History

Table of Contents

1. Discourse and the framing of risk -- 2. Contextualist approaches to understanding risk -- 3. A phenomenology of risk: methodology I -- 4. Framing the risk situation: methodology II -- 5. Texts of social significance: error, blame and reflexive change -- 6. Framing the child at risk -- 7. Mandatory reporting: framing the space of professional accountability -- 8. Framing the stigmatised situation: travel warnings and the risk society -- 9. H5N1: the precautionary principle framing of the hidden situation -- 10. Rhetorical panic -- Conclusion: framing the risk situation.

Notes

Includes bibliographical references (pages 437-520) "30th July 2011".

Awarding Institution

Macquarie University

Degree Type

Thesis PhD

Degree

PhD, Macquarie University, Faculty of Human Sciences, Department of Linguistics

Department, Centre or School

Department of Linguistics

Year of Award

2012

Principal Supervisor

Christopher Candlin

Additional Supervisor 1

Anne Burns

Rights

Copyright disclaimer: http://www.copyright.mq.edu.au Copyright Arthur Stuart Firkins 2012.

Language

English

Extent

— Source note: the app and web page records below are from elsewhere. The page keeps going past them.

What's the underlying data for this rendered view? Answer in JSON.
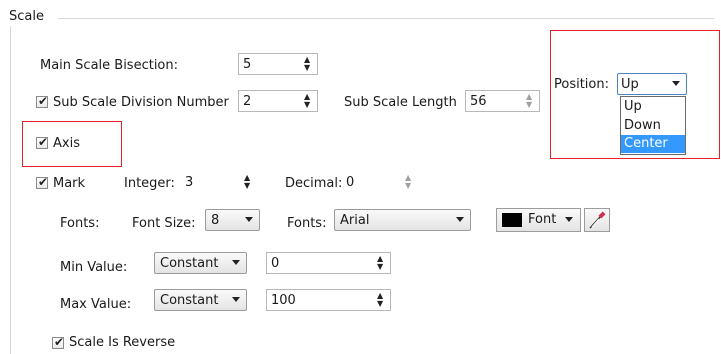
{
  "group_title": "Scale",
  "main_scale_bisection": {
    "label": "Main Scale Bisection:",
    "value": "5"
  },
  "sub_scale_division": {
    "label": "Sub Scale Division Number",
    "value": "2",
    "checked": true
  },
  "sub_scale_length": {
    "label": "Sub Scale Length",
    "value": "56"
  },
  "position": {
    "label": "Position:",
    "value": "Up",
    "options": [
      "Up",
      "Down",
      "Center"
    ],
    "highlighted": "Center"
  },
  "axis": {
    "label": "Axis",
    "checked": true
  },
  "mark": {
    "label": "Mark",
    "checked": true,
    "integer_label": "Integer:",
    "integer_value": "3",
    "decimal_label": "Decimal:",
    "decimal_value": "0"
  },
  "fonts_row": {
    "label": "Fonts:",
    "font_size_label": "Font Size:",
    "font_size_value": "8",
    "fonts_label": "Fonts:",
    "font_value": "Arial",
    "font_button_label": "Font",
    "font_color": "#000000"
  },
  "min_value": {
    "label": "Min Value:",
    "mode": "Constant",
    "value": "0"
  },
  "max_value": {
    "label": "Max Value:",
    "mode": "Constant",
    "value": "100"
  },
  "scale_is_reverse": {
    "label": "Scale Is Reverse",
    "checked": true
  },
  "check_glyph": "✔",
  "up_arrow_glyph": "▲",
  "down_arrow_glyph": "▼",
  "colors": {
    "highlight_box": "#e8222a",
    "selection": "#3399ff"
  }
}
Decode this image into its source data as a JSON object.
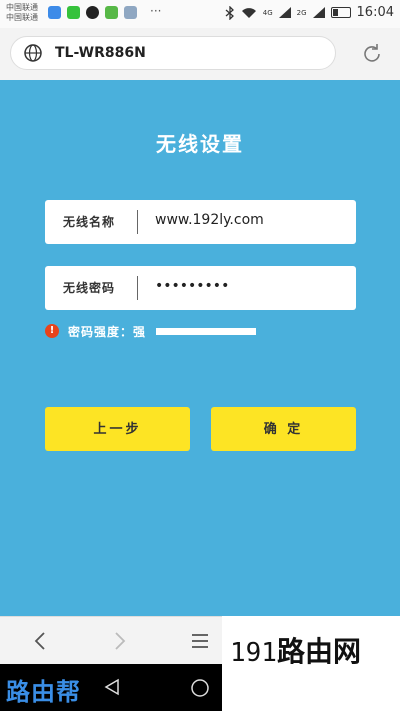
{
  "status_bar": {
    "carrier_line1": "中国联通",
    "carrier_line2": "中国联通",
    "more": "···",
    "signal1_label": "4G",
    "signal2_label": "2G",
    "time": "16:04"
  },
  "address_bar": {
    "url": "TL-WR886N"
  },
  "form": {
    "title": "无线设置",
    "ssid_label": "无线名称",
    "ssid_value": "www.192ly.com",
    "password_label": "无线密码",
    "password_value": "•••••••••",
    "strength_text": "密码强度：强",
    "strength_level": 1.0,
    "prev_button": "上一步",
    "confirm_button": "确 定"
  },
  "watermark": {
    "left": "路由帮",
    "right_num": "191",
    "right_text": "路由网"
  },
  "colors": {
    "background": "#4ab0dc",
    "button": "#fde424",
    "warning": "#e8431b"
  }
}
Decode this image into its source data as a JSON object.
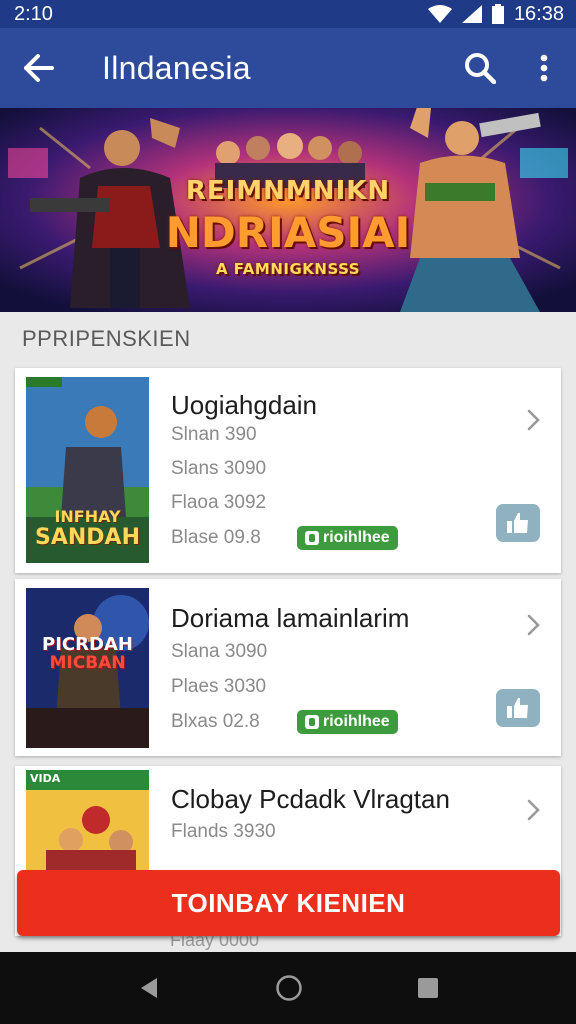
{
  "status_bar": {
    "time": "2:10",
    "clock": "16:38"
  },
  "app_bar": {
    "title": "Ilndanesia",
    "back_icon": "arrow-back-icon",
    "search_icon": "search-icon",
    "more_icon": "more-vert-icon"
  },
  "banner": {
    "line1": "REIMNMNIKN",
    "line2": "NDRIASIAI",
    "line3": "A FAMNIGKNSSS"
  },
  "section": {
    "label": "PPRIPENSKIEN"
  },
  "cards": [
    {
      "name": "Uogiahgdain",
      "lines": [
        "Slnan 390",
        "Slans 3090",
        "Flaoa 3092"
      ],
      "rating": "Blase 09.8",
      "tag": "rioihlhee",
      "thumb_title_1": "INFHAY",
      "thumb_title_2": "SANDAH"
    },
    {
      "name": "Doriama lamainlarim",
      "lines": [
        "Slana 3090",
        "Plaes 3030"
      ],
      "rating": "Blxas 02.8",
      "tag": "rioihlhee",
      "thumb_title_1": "PICRDAH",
      "thumb_title_2": "MICBAN"
    },
    {
      "name": "Clobay Pcdadk Vlragtan",
      "lines": [
        "Flands 3930"
      ],
      "thumb_title_1": "VIDA"
    }
  ],
  "peek": {
    "text": "Flaay 0000"
  },
  "cta": {
    "label": "TOINBAY KIENIEN"
  },
  "colors": {
    "status_bar": "#1f3a86",
    "app_bar": "#2e4a9a",
    "cta": "#ec2f1c",
    "tag": "#3d9b3d",
    "like": "#90b2c0"
  }
}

1 online resource (xiii, 520 pages) illustrations

Former Identifiers

mq:27826 http://hdl.handle.net/1959.14/264451